    • Try the movement practices in The Holistic Collection of Dance Activities for Creative Rest. These gentle activities will help you find physical, mental, emotional, and creative rejuvenation.


6.) Make a self-reflection routine.


One of the most creative and satisfying times in my life was the 2 year in graduate school during which I kept a regular journal. I truly believe that taking the time to reflect, write, and find stillness each day made me a better dance teacher and choreographer. Unfortunately, life as a mom of young kids no longer allows for long mornings spent reflecting and doodling while savoring a cup of still-hot coffee. Instead, I am working on new ways to make self-reflection a part of my daily life in simple, manageable ways. I keep a small notebook in my purse so that I can jot down ideas and thoughts as they come to me. I take a few moments before and after I teach to set an intention for the class and think about what worked and what didn’t. I turn the radio off in the car from time to time, allowing myself some quiet time to think. These simple moments allow me to grow as a teacher and artist without adding extra work to my life!

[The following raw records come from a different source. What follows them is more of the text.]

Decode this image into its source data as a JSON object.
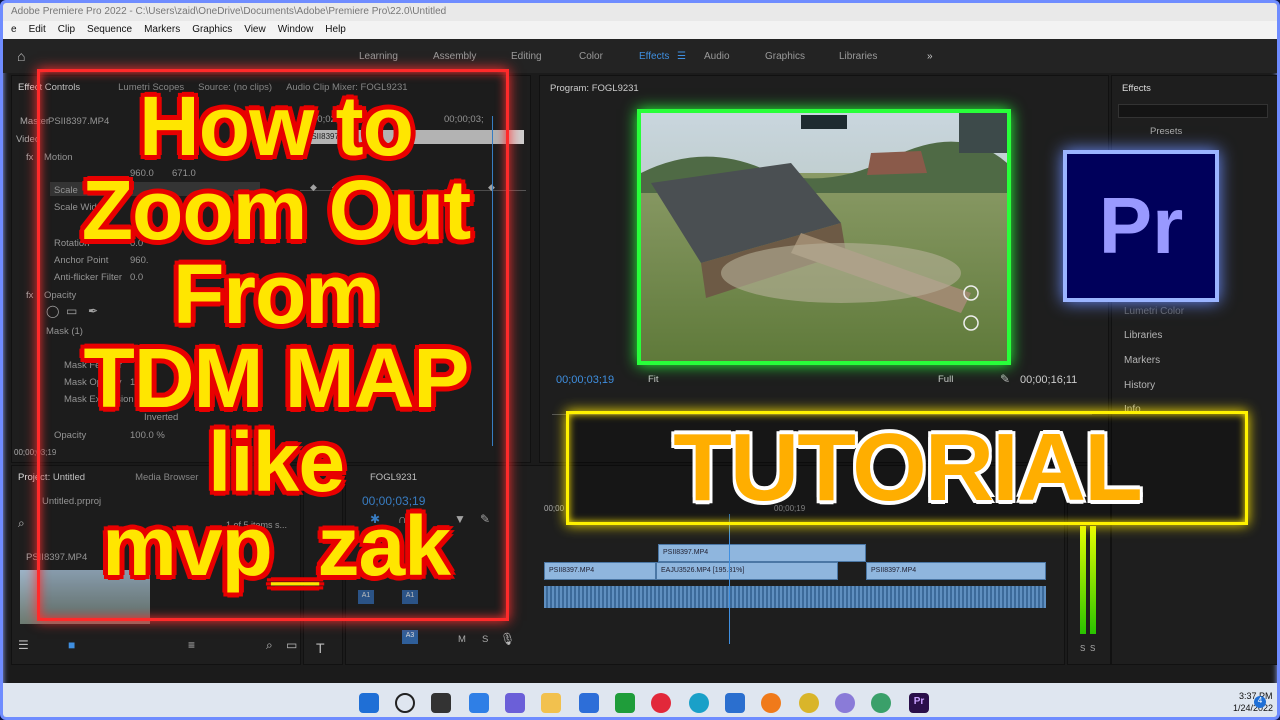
{
  "titlebar": {
    "text": "Adobe Premiere Pro 2022 - C:\\Users\\zaid\\OneDrive\\Documents\\Adobe\\Premiere Pro\\22.0\\Untitled"
  },
  "menu": [
    "e",
    "Edit",
    "Clip",
    "Sequence",
    "Markers",
    "Graphics",
    "View",
    "Window",
    "Help"
  ],
  "workspaces": [
    "Learning",
    "Assembly",
    "Editing",
    "Color",
    "Effects",
    "Audio",
    "Graphics",
    "Libraries"
  ],
  "active_workspace": "Effects",
  "effect_controls": {
    "tabs": [
      "Effect Controls",
      "Lumetri Scopes",
      "Source: (no clips)",
      "Audio Clip Mixer: FOGL9231"
    ],
    "master_label": "Master",
    "clip_name": "PSII8397.MP4",
    "timecode_left": "00;02;14",
    "timecode_right": "00;00;03;",
    "clip_bar": "PSII8397.MP4",
    "video_label": "Video",
    "motion": "Motion",
    "position_values": [
      "960.0",
      "671.0"
    ],
    "scale_label": "Scale",
    "scale_width": "Scale Width",
    "rotation": "Rotation",
    "rotation_value": "0.0",
    "anchor_point": "Anchor Point",
    "anchor_value": "960.",
    "anti_flicker": "Anti-flicker Filter",
    "anti_flicker_value": "0.0",
    "opacity_section": "Opacity",
    "mask": "Mask (1)",
    "mask_feather": "Mask Feather",
    "mask_opacity": "Mask Opacity",
    "mask_expansion": "Mask Expansion",
    "mask_opacity_value": "100.0",
    "inverted": "Inverted",
    "opacity_label": "Opacity",
    "opacity_value": "100.0 %",
    "bottom_tc": "00;00;03;19"
  },
  "project": {
    "tabs": [
      "Project: Untitled",
      "Media Browser"
    ],
    "file": "Untitled.prproj",
    "items_count": "1 of 5 items s...",
    "thumb_name": "PSII8397.MP4",
    "thumb_dur": "28"
  },
  "timeline": {
    "sequence": "FOGL9231",
    "timecode": "00;00;03;19",
    "ruler_start": "00;00",
    "ruler_mark": "00;00;19",
    "tracks": [
      "A1",
      "A1",
      "A3"
    ],
    "clips_v2": [
      "PSII8397.MP4"
    ],
    "clips_v1": [
      "PSII8397.MP4",
      "EAJU3526.MP4 [195.31%]",
      "PSII8397.MP4"
    ],
    "meter_labels": [
      "S",
      "S"
    ]
  },
  "program": {
    "label": "Program: FOGL9231",
    "timecode_left": "00;00;03;19",
    "fit": "Fit",
    "full": "Full",
    "timecode_right": "00;00;16;11"
  },
  "effects_panel": {
    "title": "Effects",
    "presets": "Presets",
    "items": [
      "Lumetri Color",
      "Libraries",
      "Markers",
      "History",
      "Info"
    ]
  },
  "overlay": {
    "title_lines": [
      "How to",
      "Zoom Out",
      "From",
      "TDM MAP",
      "like",
      "mvp_zak"
    ],
    "tutorial": "TUTORIAL",
    "logo": "Pr"
  },
  "taskbar": {
    "time": "3:37 PM",
    "date": "1/24/2022",
    "badge": "4"
  },
  "colors": {
    "title_fill": "#ffe600",
    "title_outline": "#e80000",
    "red_frame": "#ff2a2a",
    "green_frame": "#28ff3a",
    "yellow_frame": "#fff200",
    "logo_bg": "#00005b",
    "accent_blue": "#3f8fe0"
  }
}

More wellness resources for dance industry professionals

The Holistic Collection of Creative Rest Activities for Dancers: Making time for creative rest activities in our dance classes, rehearsals, or personal practice is an important way that we can keep our minds, bodies, and spirits refreshed and ready for whatever the dance industry throws at us next. The 15 dance activities in this collection use a combination of improvisation, meditation, and somatic movement experiences to help you easily embrace creative rest in your own life, and share it with your dancers. You will love the physical, emotional, mental, and creative restoration that you’ll find through adding these creative rest activities to your lesson plans, warm-up routine, or workout schedule.

Wellness Collection Blog Posts: 


Visit my Resources page for tools that support a holistic teaching and creative practice. Keep in touch by signing up for my quarterly newsletter, or join me on Facebook at The Holistic Dance Teacher.